Dataset entries Start Marker
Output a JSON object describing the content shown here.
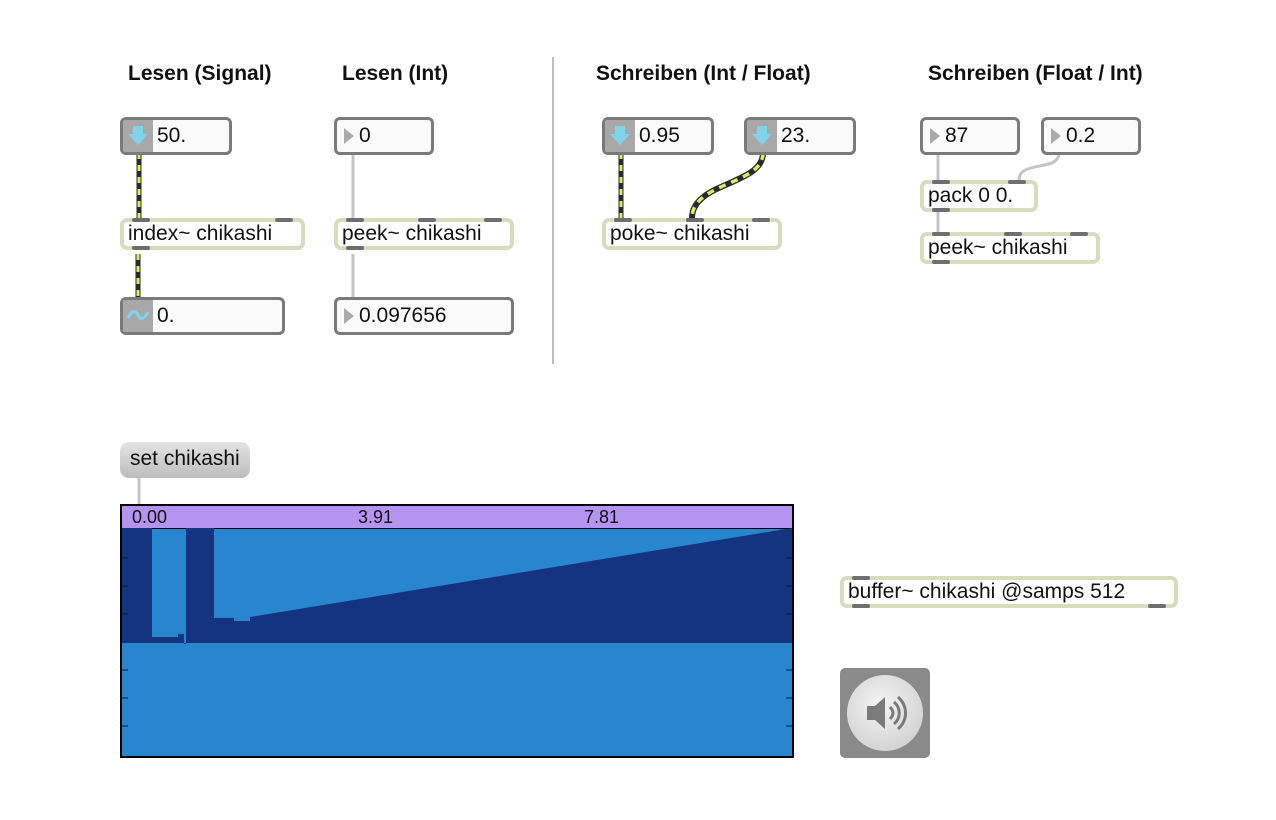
{
  "headings": {
    "read_signal": "Lesen (Signal)",
    "read_int": "Lesen (Int)",
    "write_int_float": "Schreiben (Int / Float)",
    "write_float_int": "Schreiben (Float / Int)"
  },
  "numbers": {
    "index_in": "50.",
    "index_out": "0.",
    "peek_in": "0",
    "peek_out": "0.097656",
    "poke_value": "0.95",
    "poke_index": "23.",
    "pack_left": "87",
    "pack_right": "0.2"
  },
  "objects": {
    "index": "index~ chikashi",
    "peek1": "peek~ chikashi",
    "poke": "poke~ chikashi",
    "pack": "pack 0 0.",
    "peek2": "peek~ chikashi",
    "buffer": "buffer~ chikashi @samps 512"
  },
  "message": {
    "set": "set chikashi"
  },
  "waveform": {
    "ruler": [
      "0.00",
      "3.91",
      "7.81"
    ],
    "colors": {
      "ruler": "#b493f1",
      "background": "#2886d0",
      "wave": "#143480"
    }
  },
  "icons": {
    "number_signal": "down-arrow-icon",
    "signal_output": "tilde-icon",
    "int_number": "triangle-icon",
    "dac": "speaker-icon"
  }
}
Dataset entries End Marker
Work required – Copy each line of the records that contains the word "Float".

Solution for this task –
    "write_int_float": "Schreiben (Int / Float)",
    "write_float_int": "Schreiben (Float / Int)"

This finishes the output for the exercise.